Hessian fly eggs have been spotted on wheat in Beaufort County, NC. Larvae will hatch from these eggs and will feed throughout the cold months, killing tillers. Here are some bits of information to help you decide whether or not to spray:
1) Spray only susceptible varieties. A list of high yielding varieties with Hessian fly resistance ratings (if known) can be found here.
2) Do not spray wheat that was planted with an insecticidal seed treatment. A NCSU master’s student sprayed wheat treated with an insecticidal seed treatment twice a month during the fall in multiple locations during 2014 and 2015. The seed treatment alone was enough to hold the flies back through the fall (published paper here).
3) Check your earliest planted wheat for Hessian fly larvae and pupae. A good way to do this is do take a shovel and carefully dig up plants. Keep all the soil on the shovel and dissect the plants. Focus in the soil on dead tillers that may have rotted; pupae and larvae may be harboring in these dead tillers that are not apparent on the surface.
4) See if you have eggs. A photo of an egg is provided in this article from 2016. There is no threshold for spraying eggs, although we are working on developing one. I get worried when there is at least one egg per tiller, but that doesn’t necessarily mean this will turn into anything or mandate a spray.
5) Spray as soon as you can if there are eggs, but not right before a rain. We think that the insecticide works best if you can get some residual to kill adults. It is possible that the insecticide can kill larvae when they hatch from the eggs and move down the leaf to feed below the soil surface. A spray targeted when eggs first show up should work the best if these assumptions are true. See this article for an efficacy trial.
6) Consider other pests and beneficials that might be in your field. If you have aphids in the field, you might get more bang for your buck on a spray by eliminating this insect. Fall infestations of aphids can be associated with barley yellow dwarf virus in the spring. Also remember that if you end up spraying, you will knock out any beneficials that might help you in the winter hold back things like aphids, winter grain mite, or even Hessian fly.

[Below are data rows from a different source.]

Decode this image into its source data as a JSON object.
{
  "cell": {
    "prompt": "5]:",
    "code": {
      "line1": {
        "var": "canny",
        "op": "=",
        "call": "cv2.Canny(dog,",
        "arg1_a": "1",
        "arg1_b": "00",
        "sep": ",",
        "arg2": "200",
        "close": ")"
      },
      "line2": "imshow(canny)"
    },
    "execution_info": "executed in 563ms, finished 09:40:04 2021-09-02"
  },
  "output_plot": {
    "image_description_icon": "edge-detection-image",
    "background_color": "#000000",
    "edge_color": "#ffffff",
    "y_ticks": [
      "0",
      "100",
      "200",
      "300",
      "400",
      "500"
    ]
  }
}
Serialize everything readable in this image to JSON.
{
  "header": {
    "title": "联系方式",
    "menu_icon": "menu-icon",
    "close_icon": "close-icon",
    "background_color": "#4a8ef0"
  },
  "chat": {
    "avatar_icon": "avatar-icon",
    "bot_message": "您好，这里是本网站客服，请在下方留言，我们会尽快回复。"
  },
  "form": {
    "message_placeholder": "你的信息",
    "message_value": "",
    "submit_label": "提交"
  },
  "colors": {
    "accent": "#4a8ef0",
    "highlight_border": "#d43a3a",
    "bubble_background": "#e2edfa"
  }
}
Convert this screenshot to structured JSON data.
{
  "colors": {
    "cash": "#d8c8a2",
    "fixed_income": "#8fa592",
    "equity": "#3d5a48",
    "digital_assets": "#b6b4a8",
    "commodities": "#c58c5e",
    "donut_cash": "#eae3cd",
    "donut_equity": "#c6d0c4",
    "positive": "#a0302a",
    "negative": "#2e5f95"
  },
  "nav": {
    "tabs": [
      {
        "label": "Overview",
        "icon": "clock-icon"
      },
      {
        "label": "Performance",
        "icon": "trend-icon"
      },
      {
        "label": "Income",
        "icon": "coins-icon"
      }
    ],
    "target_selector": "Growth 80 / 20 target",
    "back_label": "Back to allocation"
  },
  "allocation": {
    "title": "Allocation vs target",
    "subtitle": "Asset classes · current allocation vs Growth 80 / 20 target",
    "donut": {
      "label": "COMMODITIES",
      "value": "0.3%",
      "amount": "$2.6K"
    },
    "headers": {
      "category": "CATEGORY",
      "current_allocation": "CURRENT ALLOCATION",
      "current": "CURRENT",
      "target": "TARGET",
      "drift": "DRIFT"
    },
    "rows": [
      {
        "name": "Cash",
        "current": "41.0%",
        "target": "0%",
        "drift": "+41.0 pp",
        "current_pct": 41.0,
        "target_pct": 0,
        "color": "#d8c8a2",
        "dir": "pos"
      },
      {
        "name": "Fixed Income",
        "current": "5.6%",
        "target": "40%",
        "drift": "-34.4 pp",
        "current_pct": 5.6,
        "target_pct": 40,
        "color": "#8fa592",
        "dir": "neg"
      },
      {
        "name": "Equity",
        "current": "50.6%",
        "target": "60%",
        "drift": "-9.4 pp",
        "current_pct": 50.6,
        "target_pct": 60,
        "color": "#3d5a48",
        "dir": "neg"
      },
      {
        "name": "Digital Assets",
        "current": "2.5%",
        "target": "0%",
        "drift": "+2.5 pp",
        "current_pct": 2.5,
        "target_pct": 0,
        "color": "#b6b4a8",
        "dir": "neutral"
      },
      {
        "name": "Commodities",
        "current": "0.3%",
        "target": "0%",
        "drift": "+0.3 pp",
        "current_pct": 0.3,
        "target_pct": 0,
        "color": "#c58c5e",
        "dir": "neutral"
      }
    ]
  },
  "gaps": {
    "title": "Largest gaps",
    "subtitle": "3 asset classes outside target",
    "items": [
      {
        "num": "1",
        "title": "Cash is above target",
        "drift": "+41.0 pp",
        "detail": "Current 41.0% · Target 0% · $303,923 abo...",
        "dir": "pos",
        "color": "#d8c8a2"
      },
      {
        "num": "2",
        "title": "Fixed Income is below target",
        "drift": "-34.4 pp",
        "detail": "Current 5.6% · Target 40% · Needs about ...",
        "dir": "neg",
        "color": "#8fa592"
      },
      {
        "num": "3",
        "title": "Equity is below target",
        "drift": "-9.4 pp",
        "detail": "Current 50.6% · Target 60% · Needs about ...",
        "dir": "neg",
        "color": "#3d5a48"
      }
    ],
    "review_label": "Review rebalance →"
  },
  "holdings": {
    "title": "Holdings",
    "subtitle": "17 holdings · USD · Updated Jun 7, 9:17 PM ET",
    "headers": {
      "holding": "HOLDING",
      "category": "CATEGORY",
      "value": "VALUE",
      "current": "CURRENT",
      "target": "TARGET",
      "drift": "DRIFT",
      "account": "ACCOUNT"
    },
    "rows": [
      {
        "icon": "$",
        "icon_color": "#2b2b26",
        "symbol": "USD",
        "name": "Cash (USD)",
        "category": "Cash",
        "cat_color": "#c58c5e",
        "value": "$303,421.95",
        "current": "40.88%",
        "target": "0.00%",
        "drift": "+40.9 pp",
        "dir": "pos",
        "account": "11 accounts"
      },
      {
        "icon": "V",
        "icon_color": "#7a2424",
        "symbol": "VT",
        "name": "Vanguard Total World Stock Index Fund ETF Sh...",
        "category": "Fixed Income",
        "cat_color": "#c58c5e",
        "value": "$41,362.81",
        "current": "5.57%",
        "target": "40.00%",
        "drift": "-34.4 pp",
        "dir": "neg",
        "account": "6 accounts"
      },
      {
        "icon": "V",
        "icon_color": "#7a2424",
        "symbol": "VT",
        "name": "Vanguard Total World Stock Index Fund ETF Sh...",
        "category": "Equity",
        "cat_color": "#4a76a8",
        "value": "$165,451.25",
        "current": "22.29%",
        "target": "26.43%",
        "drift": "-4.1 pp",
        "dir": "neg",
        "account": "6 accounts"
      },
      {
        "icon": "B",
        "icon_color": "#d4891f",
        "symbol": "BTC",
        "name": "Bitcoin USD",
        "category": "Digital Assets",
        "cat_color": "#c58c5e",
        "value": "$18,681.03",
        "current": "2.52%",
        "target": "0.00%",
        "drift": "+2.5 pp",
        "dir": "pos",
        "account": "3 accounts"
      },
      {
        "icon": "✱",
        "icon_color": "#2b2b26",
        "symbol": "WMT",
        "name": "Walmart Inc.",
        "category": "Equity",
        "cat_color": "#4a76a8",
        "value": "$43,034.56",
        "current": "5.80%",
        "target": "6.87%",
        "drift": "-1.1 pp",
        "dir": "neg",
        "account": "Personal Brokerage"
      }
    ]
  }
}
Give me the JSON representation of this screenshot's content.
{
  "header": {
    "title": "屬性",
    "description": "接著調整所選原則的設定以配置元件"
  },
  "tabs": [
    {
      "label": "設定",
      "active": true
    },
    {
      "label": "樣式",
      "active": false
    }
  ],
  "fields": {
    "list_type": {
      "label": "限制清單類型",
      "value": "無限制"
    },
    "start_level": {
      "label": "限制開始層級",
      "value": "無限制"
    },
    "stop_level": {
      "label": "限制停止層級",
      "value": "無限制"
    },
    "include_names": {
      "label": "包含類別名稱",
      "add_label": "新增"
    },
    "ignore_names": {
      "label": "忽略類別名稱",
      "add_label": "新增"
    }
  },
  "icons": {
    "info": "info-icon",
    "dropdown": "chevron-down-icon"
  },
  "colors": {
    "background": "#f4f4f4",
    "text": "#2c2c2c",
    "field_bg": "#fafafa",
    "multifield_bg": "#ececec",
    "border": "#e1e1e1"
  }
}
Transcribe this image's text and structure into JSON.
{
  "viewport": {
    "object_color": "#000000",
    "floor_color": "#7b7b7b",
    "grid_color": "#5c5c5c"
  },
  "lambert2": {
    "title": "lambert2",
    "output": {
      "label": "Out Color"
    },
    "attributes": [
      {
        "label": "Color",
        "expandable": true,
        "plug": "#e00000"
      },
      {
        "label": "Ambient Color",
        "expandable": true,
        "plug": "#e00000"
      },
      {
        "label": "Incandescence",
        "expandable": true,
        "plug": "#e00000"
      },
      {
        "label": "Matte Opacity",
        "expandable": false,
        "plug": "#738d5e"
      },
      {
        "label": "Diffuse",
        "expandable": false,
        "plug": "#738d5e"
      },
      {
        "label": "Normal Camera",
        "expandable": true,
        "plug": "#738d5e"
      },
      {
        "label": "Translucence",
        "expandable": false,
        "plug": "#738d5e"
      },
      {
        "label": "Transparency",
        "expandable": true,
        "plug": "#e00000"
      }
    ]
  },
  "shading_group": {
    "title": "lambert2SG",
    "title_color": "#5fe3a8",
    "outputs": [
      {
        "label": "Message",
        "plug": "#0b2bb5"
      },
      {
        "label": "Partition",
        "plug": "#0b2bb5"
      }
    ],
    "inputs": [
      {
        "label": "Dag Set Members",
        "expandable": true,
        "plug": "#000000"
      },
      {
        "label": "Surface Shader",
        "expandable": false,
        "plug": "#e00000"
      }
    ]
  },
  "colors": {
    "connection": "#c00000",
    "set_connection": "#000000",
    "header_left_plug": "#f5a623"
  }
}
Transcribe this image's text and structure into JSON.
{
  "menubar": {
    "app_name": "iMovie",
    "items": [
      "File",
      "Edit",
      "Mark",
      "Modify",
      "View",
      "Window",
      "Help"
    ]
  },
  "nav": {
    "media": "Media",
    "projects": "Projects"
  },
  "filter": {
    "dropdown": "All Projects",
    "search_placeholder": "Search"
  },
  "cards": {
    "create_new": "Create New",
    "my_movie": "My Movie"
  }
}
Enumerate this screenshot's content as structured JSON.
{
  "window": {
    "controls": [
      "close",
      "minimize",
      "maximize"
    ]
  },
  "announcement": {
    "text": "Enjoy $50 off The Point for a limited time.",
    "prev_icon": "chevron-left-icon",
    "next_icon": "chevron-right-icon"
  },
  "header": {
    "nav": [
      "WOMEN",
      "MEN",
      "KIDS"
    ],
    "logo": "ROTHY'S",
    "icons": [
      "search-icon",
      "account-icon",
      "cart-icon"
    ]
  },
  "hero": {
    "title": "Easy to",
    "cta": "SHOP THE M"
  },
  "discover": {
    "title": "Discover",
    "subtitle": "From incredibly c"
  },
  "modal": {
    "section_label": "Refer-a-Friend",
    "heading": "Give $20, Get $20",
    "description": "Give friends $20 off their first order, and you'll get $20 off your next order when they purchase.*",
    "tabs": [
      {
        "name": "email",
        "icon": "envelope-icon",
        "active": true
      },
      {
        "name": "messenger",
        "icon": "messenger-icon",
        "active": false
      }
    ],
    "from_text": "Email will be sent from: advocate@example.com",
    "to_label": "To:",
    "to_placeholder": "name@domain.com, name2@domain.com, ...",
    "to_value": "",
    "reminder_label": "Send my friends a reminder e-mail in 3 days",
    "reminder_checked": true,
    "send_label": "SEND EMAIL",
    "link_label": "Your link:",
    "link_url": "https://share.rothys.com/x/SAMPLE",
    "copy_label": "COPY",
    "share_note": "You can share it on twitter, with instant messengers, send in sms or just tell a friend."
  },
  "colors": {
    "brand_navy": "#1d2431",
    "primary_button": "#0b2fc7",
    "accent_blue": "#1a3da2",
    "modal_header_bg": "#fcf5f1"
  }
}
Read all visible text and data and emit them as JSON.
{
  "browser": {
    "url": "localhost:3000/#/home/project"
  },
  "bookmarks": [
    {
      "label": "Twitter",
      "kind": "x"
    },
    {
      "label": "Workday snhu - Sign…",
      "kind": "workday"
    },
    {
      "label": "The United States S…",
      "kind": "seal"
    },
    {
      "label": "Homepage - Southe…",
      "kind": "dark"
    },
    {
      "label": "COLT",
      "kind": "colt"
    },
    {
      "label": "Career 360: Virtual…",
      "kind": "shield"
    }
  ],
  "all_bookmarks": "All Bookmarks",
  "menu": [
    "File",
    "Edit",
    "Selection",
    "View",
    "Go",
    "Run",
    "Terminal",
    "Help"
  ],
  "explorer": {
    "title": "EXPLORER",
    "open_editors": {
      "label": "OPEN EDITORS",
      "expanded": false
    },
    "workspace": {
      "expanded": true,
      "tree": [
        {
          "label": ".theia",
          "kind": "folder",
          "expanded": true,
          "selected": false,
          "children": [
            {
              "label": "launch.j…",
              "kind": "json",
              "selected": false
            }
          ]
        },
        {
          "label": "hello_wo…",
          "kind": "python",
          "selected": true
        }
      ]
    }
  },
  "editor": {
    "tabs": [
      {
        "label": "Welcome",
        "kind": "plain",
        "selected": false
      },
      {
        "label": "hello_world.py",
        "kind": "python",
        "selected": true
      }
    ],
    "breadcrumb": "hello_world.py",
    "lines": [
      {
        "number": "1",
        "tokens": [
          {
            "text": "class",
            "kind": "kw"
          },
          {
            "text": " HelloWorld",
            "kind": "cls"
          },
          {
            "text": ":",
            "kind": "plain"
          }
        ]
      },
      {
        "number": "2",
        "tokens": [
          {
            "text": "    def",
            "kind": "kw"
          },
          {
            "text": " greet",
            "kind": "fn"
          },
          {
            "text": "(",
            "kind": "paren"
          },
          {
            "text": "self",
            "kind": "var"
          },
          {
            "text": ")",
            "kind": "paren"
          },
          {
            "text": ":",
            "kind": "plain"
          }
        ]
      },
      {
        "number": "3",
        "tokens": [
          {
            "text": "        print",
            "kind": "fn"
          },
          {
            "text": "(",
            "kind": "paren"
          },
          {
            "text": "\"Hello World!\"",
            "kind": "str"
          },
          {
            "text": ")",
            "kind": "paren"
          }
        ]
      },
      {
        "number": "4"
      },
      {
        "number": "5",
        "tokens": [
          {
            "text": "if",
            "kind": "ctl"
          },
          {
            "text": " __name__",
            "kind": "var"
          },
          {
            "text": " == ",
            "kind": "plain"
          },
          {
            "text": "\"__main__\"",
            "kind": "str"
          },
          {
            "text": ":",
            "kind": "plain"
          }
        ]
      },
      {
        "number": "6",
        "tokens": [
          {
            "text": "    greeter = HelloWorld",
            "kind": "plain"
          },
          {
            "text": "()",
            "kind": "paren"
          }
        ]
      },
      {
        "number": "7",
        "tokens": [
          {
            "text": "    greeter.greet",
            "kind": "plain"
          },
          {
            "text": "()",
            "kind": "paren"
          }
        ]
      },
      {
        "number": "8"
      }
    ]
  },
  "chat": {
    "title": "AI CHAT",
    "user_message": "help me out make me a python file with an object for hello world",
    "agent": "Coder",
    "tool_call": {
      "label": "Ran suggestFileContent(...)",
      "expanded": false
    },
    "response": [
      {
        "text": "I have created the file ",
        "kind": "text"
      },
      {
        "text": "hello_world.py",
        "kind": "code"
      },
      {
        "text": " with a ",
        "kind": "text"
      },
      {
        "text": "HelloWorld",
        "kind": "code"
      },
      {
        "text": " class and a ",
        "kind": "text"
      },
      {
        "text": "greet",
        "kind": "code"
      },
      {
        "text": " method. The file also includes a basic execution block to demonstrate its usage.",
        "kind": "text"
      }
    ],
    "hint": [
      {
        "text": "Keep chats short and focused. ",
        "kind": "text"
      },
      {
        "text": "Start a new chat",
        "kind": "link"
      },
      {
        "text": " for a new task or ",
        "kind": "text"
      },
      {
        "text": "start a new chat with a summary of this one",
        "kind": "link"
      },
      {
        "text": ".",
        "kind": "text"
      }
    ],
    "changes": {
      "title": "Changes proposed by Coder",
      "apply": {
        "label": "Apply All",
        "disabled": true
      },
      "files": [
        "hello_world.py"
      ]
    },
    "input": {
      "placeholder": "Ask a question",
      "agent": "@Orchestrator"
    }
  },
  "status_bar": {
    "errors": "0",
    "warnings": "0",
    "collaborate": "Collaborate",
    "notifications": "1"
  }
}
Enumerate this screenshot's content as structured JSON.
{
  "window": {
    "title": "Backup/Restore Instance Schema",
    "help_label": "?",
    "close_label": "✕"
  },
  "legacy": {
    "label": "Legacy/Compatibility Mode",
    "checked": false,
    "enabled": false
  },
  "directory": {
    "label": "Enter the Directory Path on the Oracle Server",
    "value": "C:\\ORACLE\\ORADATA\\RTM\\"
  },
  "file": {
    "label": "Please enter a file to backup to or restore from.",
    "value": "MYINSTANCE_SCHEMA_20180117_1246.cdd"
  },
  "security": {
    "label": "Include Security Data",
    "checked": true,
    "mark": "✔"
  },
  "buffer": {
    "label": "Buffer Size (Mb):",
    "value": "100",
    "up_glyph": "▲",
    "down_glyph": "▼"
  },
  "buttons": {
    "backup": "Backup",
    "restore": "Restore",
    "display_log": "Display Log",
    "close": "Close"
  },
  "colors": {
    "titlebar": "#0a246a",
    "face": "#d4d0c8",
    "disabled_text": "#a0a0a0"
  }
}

If you want more extensive coverage of all our recommendations and fly biology, they can be found in Biology and Management of Hessian Fly in the Southeast, the Small Grain Production Guide, or this video here.